So in a room on the mezzanine (where there are fewer dust particles than at ground level) held at a precise 20 degrees Celsius (68 degrees F) and reverberating to a bad ’80s rock station playing Toto’s “Hold the Line,” about a dozen people, mostly women, press every curve of a Pagani into a mold by hand. Other carmakers might claim to build their products by hand, but panels are generally stamped out by a press. On a Pagani, every sinew really has been formed by hand. It’s the modern equivalent of the way a coachbuilder in the past would have shaped a panel with an English wheel. The idea of having a minor crash in one and asking these people to start that vast rear clamshell all over again is too embarrassing to contemplate. As I visit, they are making the first pieces for the new Huayra Roadster. Even at roughly $2.4 million apiece, all 100 were sold to existing Pagani customers before the silk was pulled off the car during the 2017 Geneva auto show.
“When you are selling cars before you have made them, your sense of responsibility toward your clients increases dramatically,” Pagani says. “That’s why all of us, not just me, have to give so much more than we ever imagined. Why? Because the clients trust us. They send payment for something that they will have in two years, and we use the money they send to build the car. That’s a lot of faith.”
The same faith might allow him to expand the output of this new factory far beyond 50 cars each year. But in contrast to other CEOs who talk endlessly of expansion, Pagani would like to keep things this way.

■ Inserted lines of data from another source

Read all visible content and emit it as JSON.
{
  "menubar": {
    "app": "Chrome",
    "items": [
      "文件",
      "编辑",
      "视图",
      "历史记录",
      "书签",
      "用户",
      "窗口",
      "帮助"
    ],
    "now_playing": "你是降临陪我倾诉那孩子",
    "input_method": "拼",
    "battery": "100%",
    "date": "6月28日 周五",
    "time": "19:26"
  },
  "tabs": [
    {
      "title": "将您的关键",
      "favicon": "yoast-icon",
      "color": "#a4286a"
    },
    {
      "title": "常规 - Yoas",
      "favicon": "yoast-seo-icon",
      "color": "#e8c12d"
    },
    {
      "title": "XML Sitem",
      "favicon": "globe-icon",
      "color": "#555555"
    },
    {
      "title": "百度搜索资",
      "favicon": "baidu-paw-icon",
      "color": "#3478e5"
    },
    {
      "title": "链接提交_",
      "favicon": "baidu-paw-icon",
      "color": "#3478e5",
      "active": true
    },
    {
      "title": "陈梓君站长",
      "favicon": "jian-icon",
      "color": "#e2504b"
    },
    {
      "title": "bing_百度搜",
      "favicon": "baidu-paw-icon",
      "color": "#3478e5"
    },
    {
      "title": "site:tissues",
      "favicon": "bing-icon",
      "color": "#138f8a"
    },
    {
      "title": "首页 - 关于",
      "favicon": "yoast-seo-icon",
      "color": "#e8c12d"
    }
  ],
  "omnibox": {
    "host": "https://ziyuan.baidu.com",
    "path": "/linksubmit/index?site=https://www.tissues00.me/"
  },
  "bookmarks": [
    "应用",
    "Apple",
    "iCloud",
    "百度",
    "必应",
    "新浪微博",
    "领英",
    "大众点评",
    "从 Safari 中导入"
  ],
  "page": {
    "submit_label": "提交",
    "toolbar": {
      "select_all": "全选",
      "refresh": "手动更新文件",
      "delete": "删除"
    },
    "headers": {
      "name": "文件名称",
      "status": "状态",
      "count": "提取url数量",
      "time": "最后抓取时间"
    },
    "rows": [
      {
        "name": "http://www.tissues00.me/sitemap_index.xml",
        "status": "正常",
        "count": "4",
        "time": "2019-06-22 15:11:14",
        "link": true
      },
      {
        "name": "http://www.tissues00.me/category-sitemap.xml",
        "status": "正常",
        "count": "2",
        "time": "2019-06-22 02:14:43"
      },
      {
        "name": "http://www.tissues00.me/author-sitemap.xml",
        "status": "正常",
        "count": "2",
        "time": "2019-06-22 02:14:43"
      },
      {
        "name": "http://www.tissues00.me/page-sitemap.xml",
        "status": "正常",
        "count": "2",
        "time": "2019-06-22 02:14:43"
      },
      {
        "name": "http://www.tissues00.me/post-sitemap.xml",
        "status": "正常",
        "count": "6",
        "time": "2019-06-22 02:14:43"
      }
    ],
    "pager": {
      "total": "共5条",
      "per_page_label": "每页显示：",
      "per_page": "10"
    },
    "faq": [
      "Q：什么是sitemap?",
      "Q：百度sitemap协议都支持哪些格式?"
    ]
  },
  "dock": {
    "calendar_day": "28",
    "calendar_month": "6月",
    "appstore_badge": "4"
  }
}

“We arrived in 1999. That was the starting point, day one,” he reflects. “Without any financial support it was a very, very difficult task. But we believed in it, and we did it. We not only created a new way of building cars, but we created a name. Now we could create a second line of cars, thousands more of them, to increase our profits to 500 million euros a year. But I don’t give a damn about that kind of thing. We never wanted to be a second Ferrari or Lamborghini. With respect to the love and passion for Ferrari, Lamborghini, Maserati, and the motor history of Modena, we want to be something small but intelligent. We want to be here, in our place.”